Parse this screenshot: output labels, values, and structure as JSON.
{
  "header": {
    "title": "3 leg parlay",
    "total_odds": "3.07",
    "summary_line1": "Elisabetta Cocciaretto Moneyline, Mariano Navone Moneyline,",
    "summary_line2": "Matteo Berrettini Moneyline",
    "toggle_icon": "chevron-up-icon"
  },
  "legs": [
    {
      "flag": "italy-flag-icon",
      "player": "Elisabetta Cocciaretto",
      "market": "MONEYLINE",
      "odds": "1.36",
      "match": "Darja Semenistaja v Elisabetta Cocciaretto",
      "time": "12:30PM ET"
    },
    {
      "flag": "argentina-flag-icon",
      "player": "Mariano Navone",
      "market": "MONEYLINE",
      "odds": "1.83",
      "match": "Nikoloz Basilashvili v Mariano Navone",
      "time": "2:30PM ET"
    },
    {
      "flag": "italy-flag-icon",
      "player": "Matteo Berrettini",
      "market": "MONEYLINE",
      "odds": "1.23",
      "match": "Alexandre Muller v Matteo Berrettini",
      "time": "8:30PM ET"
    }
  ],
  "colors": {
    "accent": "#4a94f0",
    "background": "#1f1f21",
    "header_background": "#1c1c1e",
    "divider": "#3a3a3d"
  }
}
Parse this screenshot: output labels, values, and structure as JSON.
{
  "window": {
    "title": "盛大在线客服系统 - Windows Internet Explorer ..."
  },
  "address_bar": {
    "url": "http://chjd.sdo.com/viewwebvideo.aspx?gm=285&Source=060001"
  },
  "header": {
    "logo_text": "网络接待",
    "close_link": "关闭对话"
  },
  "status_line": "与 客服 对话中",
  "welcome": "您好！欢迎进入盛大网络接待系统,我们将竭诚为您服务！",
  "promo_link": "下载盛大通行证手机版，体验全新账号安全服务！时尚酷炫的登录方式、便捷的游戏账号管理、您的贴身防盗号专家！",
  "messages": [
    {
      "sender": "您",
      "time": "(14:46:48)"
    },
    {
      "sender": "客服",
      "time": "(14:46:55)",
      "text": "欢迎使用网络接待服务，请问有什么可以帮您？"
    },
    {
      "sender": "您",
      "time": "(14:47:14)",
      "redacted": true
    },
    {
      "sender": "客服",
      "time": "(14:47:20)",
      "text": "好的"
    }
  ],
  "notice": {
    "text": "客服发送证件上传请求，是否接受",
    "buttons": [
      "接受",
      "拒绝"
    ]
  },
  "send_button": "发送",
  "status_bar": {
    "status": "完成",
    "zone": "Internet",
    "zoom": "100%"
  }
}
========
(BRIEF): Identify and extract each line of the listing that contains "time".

(RESULT OF THE TASK):
      "time": "12:30PM ET"
      "time": "2:30PM ET"
      "time": "8:30PM ET"
      "time": "(14:46:48)"
      "time": "(14:46:55)",
      "time": "(14:47:14)",
      "time": "(14:47:20)",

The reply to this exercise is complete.